One other difference between the SE and the SE-R was the wheel and tire size – the SE-R had 14” wheels with 185 aspect rubber, while the SE was fitted with 13” wheels and only a 175mm width tire. Despite that, the handling was still pretty fun, and I used the available power and transmission to entertain myself on the twisty roads around town.
The back seat was pretty decently sized, certainly large enough to accommodate the car seat I was using. The trunk, too, was larger than the car size indicated. On Sunday mornings, my cousin, uncle, dad and I would get up at the crack of dawn and hit the golf course at the local Navy base (my uncle was retired Air Force, and had privileges). We’d arrive right when the sun was peeking over the horizon, play 9 holes, then pay for 18, play the next nine and be home before noon. The four of us, and our golf bags, fit into the Sentra nicely.
There were no mechanical issues with the Sentra, though the CHMSL that was embedded into the rear spoiler stopped working. I never tracked down the source of the failure, but I figured 2 out of 3 brake lights would be sufficient. I had to replace the tires once, which didn’t cost all that much, given the size. I was involved in one accident with it, when someone made a left in front of me (seems to be a theme, apparently).
The end of 1992 and the beginning of 1993 were dark days, personally. First, J. was involved in a pretty serious accident (another T-bone), where she broke her wrist and suffered a mild concussion. The Protégé was totaled, and we replaced it with a 1993 Honda Accord LX. Then I learned that the employer I had been with since graduating college was, um, “encouraging” me to find another position. Last, J. and I decided to separate, ending 5.5 years of marriage. I moved back in with my folks, and tried to figure out my next steps.
The job opportunity in Denver practically fell into my lap; I had been working with this company on a project with my current employer, and I casually mentioned to my contact if they had any openings available. A few weeks later I got a call from one of their managers, one thing lead to another, and I was offered a job. While it was tremendously difficult to move 1000 miles from home and my family, I knew that it was the best thing for me, at that time. I shipped most of my belongings, packed up the Sentra with the items I needed immediately, and hit the road.

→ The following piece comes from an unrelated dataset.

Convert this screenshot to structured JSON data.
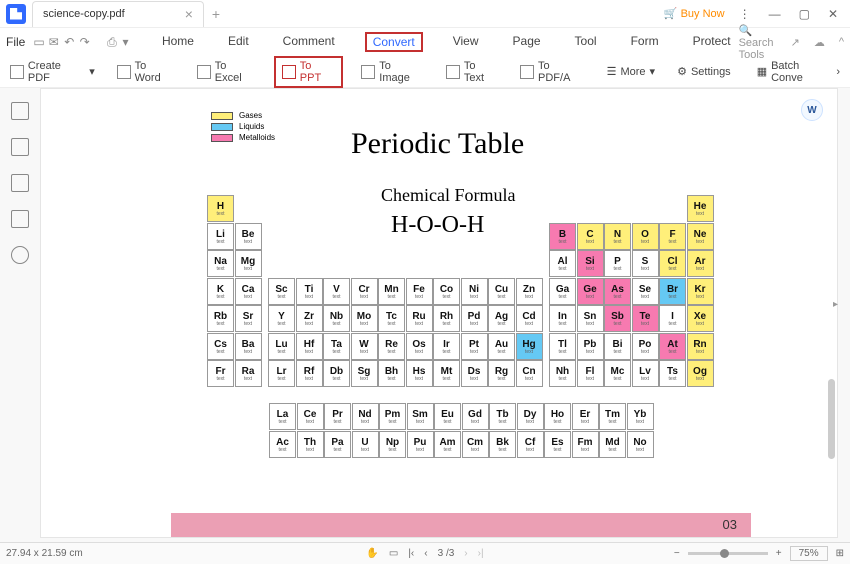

The drive to Colorado took me the better part of three days – day one took me to Mesquite, Nevada, hard on the border with Arizona on I-15. Day two ended with me in Grand Junction, Colorado. The Sentra was a champ on the road, despite the lack of AC and cruise control. I had a box full of cassettes that kept the boredom at bay, and the scenery through Utah was just spectacular. The last day was the shortest, as it’s only about a 4 hour drive from Grand Junction to Denver, through the heart of the Rockies. I got settled into my new apartment and job, which would have me traveling once or twice a month.
The pull of a new car to celebrate this new chapter of my life was very strong, so not long after arriving in Denver, I started to casually start car shopping. Eventually, I was able to find something that was more mature than the racy Sentra, but still retained some of the fun to drive elements I wanted.